Press Transform to apply the transform template.
Instantly, a new Regions with lines drawing and table are created in the project pane. We can drag and drop the new Regions with lines drawing into the map window.
The new Regions with lines drawing appears using default formatting. In the illustration above we have turned off the Regions layer.
To Style the new Regions with lines drawing the same as the Regions drawing, in the Project pane we can copy the StyleAreaColorBack property value from the Regions drawing and then paste it into a StyleAreaColorBack property for the Regions with lines drawing. Styles in Manifold are just snippets of JSON text, so they can be copied and pasted like any other text.
The illustrations above show the Regions with lines layer and the Regions layer with the other layers turned off, to make comparison easy.
Example: Two Drawings from the Same Table - Take a table with a geom field that is visualized by a drawing. Add a second geom field to the table and create an rtree index on that field so it can be visualized by a drawing. Copy the first drawing, paste it and adjust the pasted copy so it uses the second geom field. Demonstrate how to use the Transform pane to show "live" modifications in the second drawing compared to the first drawing.
Example: Copy one Column into Another Column with Transform - How to use the Transform pane to copy the contents of one column in a table into another column, but only for selected records. Uses the Products table from the Nwind example data set.
Example: Transform Field Values using an Expression in the Transform Pane - How the Expression template in the Transform pane may be used to change the values of fields.
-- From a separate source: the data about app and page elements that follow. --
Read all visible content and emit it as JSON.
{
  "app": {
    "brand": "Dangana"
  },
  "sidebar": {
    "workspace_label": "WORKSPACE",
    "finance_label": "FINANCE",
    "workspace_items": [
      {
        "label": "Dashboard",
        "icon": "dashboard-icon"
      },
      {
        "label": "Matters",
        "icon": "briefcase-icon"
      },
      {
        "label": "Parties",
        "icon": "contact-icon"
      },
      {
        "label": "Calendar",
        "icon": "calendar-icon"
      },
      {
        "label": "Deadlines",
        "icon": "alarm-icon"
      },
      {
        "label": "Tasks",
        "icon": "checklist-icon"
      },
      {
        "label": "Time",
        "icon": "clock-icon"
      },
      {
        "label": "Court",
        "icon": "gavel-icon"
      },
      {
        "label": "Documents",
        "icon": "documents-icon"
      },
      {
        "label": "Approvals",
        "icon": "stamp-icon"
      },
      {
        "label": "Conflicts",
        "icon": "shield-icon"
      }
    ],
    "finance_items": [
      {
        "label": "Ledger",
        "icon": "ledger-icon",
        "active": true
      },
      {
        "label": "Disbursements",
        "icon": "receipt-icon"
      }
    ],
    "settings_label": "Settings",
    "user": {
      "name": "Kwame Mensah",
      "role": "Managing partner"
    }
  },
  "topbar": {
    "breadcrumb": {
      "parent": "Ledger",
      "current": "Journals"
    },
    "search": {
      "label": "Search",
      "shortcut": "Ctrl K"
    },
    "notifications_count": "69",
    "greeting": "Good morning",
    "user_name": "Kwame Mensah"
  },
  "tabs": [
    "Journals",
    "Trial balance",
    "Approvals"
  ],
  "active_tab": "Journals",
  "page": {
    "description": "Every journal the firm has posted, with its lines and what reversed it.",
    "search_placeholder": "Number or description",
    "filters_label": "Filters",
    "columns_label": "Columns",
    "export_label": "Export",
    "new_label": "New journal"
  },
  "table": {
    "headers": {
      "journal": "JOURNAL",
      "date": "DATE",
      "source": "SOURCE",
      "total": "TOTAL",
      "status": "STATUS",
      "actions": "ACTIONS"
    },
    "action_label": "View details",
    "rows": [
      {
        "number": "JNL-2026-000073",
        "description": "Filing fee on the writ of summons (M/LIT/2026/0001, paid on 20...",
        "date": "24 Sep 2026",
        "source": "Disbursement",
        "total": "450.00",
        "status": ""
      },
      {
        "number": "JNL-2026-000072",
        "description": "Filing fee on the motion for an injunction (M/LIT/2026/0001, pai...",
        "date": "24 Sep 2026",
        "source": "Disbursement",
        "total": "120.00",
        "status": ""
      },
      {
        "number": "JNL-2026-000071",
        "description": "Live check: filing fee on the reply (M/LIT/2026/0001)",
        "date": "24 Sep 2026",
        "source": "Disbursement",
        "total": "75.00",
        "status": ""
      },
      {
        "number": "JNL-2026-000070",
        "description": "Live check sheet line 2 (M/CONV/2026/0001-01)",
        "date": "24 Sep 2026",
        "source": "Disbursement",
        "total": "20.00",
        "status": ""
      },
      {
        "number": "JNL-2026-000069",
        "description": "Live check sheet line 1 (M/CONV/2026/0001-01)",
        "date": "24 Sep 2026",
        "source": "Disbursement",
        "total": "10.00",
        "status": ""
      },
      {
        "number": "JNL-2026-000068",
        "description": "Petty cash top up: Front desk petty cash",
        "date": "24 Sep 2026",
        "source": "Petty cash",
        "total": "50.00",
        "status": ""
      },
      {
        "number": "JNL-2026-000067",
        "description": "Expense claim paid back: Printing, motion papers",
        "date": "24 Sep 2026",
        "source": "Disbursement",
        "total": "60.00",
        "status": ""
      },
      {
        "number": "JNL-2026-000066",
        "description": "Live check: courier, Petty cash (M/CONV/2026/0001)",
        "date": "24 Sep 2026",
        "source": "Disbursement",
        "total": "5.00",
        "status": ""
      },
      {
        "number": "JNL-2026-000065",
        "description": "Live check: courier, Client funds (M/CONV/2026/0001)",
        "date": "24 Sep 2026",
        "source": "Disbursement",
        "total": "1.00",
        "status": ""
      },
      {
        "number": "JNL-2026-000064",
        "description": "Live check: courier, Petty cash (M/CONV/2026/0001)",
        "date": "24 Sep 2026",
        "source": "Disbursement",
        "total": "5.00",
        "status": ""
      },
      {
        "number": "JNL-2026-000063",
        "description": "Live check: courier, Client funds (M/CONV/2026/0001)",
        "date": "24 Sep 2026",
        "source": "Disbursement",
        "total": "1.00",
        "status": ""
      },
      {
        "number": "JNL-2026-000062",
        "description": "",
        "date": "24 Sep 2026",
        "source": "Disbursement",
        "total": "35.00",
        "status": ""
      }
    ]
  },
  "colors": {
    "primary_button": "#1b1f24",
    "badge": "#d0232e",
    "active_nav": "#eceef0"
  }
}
Example: Construct JSON String using Select and Transform - Use the Select pane and the Transform pane to manually construct a JSON string using values from other fields in a table. Shows how we can manipulate text to build desired contents in a field.
Example: Edit a Drawing with Transform Templates - In this example we open a drawing and edit objects in the drawing using Transform pane templates. Includes examples of saving results to a new component and also the Edit Query button.
Example: Use a Transform Expression to Create Buffers in a Drawing - Use the Expression template in the Transform pane to create three different sizes of buffers for different lines in a drawing and then automatically create a query which does the same thing. Includes examples of saving results to a new component and also the Edit Query button.
Example: Clip Areas with a Transform Expression - Use the Expression template in the Transform pane to clip areas in a drawing to fit within horizontal bounds. Includes examples of saving results to a new component and also the Edit Query button.
Example: Simplify Lines with a Transform Expression - Use the Expression template in the Transform pane to make lines smoother in a drawing so that longer lines are smoothed more. Includes examples of using the Edit Query button to show how different queries are created automatically depending on if we want to update a field or to add a new component.